Element data from apps and pages
>>>

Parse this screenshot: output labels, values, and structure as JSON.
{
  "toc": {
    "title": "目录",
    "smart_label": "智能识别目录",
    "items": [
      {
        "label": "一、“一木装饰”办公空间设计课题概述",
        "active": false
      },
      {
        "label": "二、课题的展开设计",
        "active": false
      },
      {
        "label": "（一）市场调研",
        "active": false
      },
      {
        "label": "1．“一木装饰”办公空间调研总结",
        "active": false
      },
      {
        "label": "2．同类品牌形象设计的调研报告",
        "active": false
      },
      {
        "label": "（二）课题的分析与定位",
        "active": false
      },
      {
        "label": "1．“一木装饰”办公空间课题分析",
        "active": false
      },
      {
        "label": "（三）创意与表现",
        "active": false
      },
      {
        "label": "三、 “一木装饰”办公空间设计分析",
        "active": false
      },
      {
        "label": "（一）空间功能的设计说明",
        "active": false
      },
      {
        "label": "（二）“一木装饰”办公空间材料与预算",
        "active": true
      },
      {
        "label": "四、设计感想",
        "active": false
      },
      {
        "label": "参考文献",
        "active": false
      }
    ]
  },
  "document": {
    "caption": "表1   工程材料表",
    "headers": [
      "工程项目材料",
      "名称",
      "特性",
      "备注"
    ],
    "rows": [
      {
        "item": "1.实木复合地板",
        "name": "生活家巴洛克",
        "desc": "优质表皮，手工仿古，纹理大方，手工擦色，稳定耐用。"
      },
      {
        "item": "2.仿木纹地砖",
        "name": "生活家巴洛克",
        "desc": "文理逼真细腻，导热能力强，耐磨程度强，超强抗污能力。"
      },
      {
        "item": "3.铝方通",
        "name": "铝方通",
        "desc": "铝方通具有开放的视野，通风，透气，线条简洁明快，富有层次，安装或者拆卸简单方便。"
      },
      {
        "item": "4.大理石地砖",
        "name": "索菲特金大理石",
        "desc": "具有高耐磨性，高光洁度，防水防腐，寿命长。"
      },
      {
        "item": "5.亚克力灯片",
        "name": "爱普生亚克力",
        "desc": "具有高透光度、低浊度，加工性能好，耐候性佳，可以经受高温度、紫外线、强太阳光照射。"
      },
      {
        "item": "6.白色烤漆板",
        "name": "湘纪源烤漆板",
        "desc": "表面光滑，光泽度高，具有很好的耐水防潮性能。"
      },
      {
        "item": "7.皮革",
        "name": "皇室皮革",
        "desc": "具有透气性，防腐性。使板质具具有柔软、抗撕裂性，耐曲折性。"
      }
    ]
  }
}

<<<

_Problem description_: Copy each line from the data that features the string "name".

_Answer below_:
        "name": "生活家巴洛克",
        "name": "生活家巴洛克",
        "name": "铝方通",
        "name": "索菲特金大理石",
        "name": "爱普生亚克力",
        "name": "湘纪源烤漆板",
        "name": "皇室皮革",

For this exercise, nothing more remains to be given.